==== Extracted records ====

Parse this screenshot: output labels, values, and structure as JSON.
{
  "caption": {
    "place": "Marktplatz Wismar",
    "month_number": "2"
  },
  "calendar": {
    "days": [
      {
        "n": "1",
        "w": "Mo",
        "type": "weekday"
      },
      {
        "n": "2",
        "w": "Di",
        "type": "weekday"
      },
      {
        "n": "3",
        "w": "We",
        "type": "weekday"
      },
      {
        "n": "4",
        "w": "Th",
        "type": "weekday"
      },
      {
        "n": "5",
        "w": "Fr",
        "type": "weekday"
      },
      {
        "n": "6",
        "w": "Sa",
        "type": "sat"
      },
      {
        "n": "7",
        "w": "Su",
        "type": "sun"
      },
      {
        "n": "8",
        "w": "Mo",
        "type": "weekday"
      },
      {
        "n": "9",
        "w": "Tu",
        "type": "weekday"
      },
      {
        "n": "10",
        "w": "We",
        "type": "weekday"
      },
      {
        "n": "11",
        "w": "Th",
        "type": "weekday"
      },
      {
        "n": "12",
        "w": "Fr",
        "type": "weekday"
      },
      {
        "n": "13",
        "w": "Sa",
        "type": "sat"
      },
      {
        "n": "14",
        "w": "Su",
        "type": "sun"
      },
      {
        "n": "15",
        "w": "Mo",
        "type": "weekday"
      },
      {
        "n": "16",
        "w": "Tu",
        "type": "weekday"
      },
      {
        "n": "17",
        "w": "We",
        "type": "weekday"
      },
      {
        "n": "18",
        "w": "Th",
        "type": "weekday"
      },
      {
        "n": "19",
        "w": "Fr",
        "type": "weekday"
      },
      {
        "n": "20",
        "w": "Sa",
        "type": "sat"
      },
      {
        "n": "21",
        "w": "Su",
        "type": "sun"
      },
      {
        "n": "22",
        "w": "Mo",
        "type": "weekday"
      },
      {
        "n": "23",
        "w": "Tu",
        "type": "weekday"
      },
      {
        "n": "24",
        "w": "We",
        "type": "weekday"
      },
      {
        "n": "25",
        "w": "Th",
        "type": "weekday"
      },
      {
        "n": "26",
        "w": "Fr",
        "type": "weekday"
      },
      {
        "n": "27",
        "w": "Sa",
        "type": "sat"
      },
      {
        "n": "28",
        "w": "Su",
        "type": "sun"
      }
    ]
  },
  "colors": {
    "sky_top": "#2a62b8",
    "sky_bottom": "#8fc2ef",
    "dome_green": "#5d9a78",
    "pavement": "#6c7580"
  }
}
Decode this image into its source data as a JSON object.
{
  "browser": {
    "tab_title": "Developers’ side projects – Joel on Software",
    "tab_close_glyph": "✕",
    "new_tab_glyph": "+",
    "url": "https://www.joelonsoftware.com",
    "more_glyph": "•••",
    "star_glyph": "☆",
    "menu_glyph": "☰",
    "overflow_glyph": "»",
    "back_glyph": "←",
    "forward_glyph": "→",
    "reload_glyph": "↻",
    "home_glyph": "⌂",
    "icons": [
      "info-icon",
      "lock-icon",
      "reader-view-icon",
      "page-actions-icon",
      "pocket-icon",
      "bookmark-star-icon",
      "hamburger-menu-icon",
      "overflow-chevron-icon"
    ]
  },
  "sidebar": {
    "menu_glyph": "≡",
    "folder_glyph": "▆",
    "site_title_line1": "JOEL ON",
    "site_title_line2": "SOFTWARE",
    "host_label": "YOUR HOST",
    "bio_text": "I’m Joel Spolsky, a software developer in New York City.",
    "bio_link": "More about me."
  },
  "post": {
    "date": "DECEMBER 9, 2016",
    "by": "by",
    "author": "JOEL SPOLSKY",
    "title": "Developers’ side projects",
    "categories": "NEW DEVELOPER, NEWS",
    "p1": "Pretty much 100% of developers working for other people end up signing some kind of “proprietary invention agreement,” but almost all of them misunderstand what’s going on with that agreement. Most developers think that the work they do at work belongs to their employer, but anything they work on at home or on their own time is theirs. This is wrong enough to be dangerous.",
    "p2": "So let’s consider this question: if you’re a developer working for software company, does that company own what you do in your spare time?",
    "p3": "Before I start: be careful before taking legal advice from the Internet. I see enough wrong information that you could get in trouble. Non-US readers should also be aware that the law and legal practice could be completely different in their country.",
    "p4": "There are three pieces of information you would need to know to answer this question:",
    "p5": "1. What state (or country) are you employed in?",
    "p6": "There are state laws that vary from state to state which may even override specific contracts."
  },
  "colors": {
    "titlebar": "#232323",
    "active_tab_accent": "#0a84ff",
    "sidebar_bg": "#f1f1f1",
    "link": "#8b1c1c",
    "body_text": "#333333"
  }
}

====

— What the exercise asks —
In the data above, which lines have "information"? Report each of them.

— Output of the exercise —
    "p3": "Before I start: be careful before taking legal advice from the Internet. I see enough wrong information that you could get in trouble. Non-US readers should also be aware that the law and legal practice could be completely different in their country.",
    "p4": "There are three pieces of information you would need to know to answer this question:",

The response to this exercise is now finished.